UK’s chief negotiator, David Frost, tweeted: “Disappointed by the conclusions on UK/EU negotiations. Surprised EU is no longer committed to working ‘intensively’ to reach a future partnership as agreed with [the European commission president, Ursula von der Leyen] on 3 October…. Also surprised by suggestion that to get an agreement all future moves must come from UK. It’s an unusual approach to conducting a negotiation.”

Frost also tweeted: “Boris Johnson will set out UK reactions and approach tomorrow (Friday) in the light of his statement of 7 September.”

Fed Kashkari: Economy in grinding recovery without further fiscal stimulus

Minneapolis Fed President Neel Kashkari warned that without further stimulus, “we will end up having a much slower – what I would call a grinding – recovery”.

“If you can’t pay your bills, more quantitative easing is a poor substitute for extended unemployment insurance,” he added said. “Only Congress has the ability to get that direct fiscal aid to the small businesses and to the Americans who have lost their jobs and who are facing real hardship.”

Looking ahead

Eurozone will release CPI final and trade balance. Later in the day, Canada will release manufacturing sales. US will release retail sales, industrial production, business inventories and U of Michigan consumer sentiment.

USD/CHF Daily Outlook

Daily Pivots: (S1) 0.9129; (P) 0.9142; (R1) 0.9158; More…

Intraday bias in USD/CHF remains neutral as consolidation from 0.9087 temporary low is still in progress. With 0.9197 resistance intact, further fall is still in favor. On the downside, break of 0.9087 will bring retest of 0.8998 low first. On the upside, however, break of 0.9197 will extend the corrective pattern from 0.8998 with another rise to 0.9304 resistance and above.

In the bigger picture, decline from 1.0237 is seen as the third leg of the pattern from 1.0342 (2016 high). There is no clear sign of completion yet. On resumption, next target will be 138.2% projection of 1.0342 to 0.9186 from 1.0237 at 0.8639. Nevertheless, strong break of 0.9376 support turned resistance will be an early sign of trend reversal and turn focus back to 0.9901 key resistance for confirmation.

Economic Indicators Update

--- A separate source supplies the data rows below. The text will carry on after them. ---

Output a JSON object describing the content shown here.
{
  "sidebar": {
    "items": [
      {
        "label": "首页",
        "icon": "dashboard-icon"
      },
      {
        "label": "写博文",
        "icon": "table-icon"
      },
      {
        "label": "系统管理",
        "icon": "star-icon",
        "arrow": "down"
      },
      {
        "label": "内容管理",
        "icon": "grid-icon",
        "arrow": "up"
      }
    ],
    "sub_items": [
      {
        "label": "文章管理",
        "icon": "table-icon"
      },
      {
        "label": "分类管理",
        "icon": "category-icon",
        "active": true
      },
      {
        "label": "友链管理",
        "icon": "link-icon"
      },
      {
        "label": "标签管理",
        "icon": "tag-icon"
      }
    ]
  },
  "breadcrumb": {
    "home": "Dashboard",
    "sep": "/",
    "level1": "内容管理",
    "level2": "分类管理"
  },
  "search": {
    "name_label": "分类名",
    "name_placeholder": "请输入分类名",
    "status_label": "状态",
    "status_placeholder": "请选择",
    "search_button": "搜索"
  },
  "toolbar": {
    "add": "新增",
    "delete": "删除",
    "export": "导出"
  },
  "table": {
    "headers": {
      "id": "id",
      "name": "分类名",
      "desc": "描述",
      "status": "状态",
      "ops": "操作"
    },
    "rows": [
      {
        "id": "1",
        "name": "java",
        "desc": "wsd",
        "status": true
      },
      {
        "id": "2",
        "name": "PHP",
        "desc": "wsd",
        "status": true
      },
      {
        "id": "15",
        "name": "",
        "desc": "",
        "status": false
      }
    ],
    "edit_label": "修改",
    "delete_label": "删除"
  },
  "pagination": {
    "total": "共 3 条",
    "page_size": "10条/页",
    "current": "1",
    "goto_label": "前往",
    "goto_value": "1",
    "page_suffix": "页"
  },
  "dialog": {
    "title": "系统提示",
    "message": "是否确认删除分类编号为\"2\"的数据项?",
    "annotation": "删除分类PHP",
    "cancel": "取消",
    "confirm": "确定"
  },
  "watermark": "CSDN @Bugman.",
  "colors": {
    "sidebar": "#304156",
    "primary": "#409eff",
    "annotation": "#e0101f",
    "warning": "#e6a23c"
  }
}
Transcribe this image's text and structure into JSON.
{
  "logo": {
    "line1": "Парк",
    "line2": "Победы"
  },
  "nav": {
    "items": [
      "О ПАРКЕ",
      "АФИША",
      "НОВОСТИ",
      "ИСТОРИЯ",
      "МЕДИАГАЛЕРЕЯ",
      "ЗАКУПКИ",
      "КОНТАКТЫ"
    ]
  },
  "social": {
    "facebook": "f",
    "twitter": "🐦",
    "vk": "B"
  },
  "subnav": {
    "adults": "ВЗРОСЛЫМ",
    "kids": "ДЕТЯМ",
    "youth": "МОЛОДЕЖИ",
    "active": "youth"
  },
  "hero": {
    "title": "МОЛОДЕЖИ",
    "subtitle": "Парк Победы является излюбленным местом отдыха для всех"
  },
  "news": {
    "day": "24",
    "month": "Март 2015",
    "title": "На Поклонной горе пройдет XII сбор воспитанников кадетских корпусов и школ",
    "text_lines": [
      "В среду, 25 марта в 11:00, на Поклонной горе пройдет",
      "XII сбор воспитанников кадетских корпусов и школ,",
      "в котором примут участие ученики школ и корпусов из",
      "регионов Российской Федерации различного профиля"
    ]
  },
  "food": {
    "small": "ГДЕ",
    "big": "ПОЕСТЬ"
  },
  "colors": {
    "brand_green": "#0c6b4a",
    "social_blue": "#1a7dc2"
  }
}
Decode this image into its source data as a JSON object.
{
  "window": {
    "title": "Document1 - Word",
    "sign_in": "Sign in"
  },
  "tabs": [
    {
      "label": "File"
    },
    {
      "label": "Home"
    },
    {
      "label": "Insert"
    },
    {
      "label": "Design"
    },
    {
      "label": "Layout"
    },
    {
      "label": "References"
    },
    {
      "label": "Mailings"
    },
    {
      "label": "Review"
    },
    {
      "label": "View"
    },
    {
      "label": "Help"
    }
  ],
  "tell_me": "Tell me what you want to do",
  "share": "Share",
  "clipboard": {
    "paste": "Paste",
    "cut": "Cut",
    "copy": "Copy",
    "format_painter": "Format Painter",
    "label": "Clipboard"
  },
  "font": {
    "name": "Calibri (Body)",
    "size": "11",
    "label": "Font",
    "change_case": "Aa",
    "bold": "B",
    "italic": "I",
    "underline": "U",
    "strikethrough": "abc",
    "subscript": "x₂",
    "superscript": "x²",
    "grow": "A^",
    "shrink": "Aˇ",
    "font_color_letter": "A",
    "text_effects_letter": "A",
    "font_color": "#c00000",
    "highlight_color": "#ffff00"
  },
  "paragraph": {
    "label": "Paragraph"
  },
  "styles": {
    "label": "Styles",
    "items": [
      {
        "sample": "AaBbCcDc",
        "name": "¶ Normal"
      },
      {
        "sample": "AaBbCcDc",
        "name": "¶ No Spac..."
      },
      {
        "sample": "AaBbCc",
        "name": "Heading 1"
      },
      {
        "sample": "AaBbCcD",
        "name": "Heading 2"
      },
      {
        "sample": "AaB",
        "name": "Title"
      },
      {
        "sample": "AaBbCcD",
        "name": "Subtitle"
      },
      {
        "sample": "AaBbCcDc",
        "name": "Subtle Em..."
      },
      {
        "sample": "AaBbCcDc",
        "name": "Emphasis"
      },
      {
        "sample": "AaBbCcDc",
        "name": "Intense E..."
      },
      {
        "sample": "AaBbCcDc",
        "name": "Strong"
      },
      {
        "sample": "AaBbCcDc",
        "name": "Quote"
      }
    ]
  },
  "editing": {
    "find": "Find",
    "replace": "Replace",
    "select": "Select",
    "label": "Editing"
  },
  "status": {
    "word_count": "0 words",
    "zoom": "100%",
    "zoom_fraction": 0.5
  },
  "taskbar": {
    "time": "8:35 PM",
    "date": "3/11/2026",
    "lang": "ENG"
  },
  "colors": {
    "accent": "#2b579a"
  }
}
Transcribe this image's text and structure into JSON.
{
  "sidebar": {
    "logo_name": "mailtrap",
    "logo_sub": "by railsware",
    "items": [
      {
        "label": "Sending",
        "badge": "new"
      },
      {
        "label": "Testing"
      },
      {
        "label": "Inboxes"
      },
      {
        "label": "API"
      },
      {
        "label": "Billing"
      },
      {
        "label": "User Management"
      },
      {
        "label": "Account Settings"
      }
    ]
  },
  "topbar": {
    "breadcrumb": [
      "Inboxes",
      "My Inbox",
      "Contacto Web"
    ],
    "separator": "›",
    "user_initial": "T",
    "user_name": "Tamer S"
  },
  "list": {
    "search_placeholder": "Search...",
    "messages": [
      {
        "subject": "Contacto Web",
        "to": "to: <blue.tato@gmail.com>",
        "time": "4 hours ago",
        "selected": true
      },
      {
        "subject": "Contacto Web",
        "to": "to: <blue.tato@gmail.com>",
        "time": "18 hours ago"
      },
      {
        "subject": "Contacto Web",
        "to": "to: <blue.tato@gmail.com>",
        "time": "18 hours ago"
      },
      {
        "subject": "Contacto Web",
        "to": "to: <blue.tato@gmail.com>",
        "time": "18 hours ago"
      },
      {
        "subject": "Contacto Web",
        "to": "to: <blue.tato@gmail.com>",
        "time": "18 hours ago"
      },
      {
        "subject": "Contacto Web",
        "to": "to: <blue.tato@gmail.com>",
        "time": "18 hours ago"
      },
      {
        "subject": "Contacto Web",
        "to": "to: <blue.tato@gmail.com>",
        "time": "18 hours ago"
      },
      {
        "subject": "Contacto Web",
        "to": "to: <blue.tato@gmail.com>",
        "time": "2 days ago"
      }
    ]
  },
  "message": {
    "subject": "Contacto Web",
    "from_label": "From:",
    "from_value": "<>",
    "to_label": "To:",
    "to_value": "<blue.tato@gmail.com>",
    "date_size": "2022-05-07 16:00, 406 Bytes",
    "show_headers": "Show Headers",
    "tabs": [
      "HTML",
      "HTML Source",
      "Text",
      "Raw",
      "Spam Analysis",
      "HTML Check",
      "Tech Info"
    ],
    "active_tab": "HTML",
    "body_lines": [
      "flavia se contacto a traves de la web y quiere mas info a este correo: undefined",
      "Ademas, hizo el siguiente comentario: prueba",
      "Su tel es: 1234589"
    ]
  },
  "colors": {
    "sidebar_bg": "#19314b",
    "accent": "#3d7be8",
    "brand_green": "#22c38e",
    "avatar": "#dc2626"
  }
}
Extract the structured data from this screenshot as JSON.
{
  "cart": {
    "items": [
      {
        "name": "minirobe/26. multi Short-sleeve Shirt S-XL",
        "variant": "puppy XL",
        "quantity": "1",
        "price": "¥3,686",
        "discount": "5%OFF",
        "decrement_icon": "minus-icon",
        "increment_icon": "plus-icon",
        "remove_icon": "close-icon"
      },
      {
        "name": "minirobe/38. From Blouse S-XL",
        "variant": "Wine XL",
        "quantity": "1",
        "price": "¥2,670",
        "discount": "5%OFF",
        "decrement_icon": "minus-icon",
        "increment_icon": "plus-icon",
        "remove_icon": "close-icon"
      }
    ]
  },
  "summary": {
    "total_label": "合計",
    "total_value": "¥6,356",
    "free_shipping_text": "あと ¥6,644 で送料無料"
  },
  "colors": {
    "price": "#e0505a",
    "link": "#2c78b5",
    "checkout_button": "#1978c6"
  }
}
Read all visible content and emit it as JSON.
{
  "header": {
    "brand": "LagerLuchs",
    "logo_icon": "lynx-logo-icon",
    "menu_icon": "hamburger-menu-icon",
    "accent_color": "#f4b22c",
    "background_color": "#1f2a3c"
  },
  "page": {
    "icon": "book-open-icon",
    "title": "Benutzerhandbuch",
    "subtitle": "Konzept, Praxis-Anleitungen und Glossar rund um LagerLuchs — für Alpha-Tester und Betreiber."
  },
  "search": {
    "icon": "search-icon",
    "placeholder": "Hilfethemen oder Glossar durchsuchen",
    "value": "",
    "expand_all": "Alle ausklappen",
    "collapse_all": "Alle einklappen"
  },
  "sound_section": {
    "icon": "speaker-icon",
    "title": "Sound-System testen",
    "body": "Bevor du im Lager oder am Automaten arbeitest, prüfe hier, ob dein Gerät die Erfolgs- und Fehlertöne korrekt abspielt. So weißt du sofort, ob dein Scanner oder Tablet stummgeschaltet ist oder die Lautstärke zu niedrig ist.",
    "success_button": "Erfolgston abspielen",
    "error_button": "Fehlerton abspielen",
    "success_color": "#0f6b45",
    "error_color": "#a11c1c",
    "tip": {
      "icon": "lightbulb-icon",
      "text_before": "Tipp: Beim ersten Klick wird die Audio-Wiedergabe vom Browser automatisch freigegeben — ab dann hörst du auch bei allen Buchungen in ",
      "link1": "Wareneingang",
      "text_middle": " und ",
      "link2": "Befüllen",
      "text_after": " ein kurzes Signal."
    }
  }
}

GMT Ccy Events Actual Forecast Previous Revised
21:30 NZD BusinessNZ Manufacturing Index Sep 54 50.7 51
9:00 EUR CPI Y/Y Sep F -0.30% -0.30%
9:00 EUR CPI Core Y/Y Sep F 0.20% 0.20%
9:00 EUR Eurozone Trade Balance (EUR) Aug 18.1B 20.3B
9:00 EUR Italy Trade Balance (EUR) Aug 9.69B
12:30 CAD Manufacturing Sales M/M Aug 7.00%
12:30 USD Retail Sales M/M Sep 0.50% 0.60%
12:30 USD Retail Sales ex Autos M/M Sep 0.50% 0.70%
13:15 USD Industrial Production M/M Sep 0.40% 0.40%
13:15 USD Capacity Utilization Sep 71.80% 71.40%
14:00 USD Business Inventories Aug 0.40% 0.10%
14:00 USD Michigan Consumer Sentiment Index Oct P 81 80.4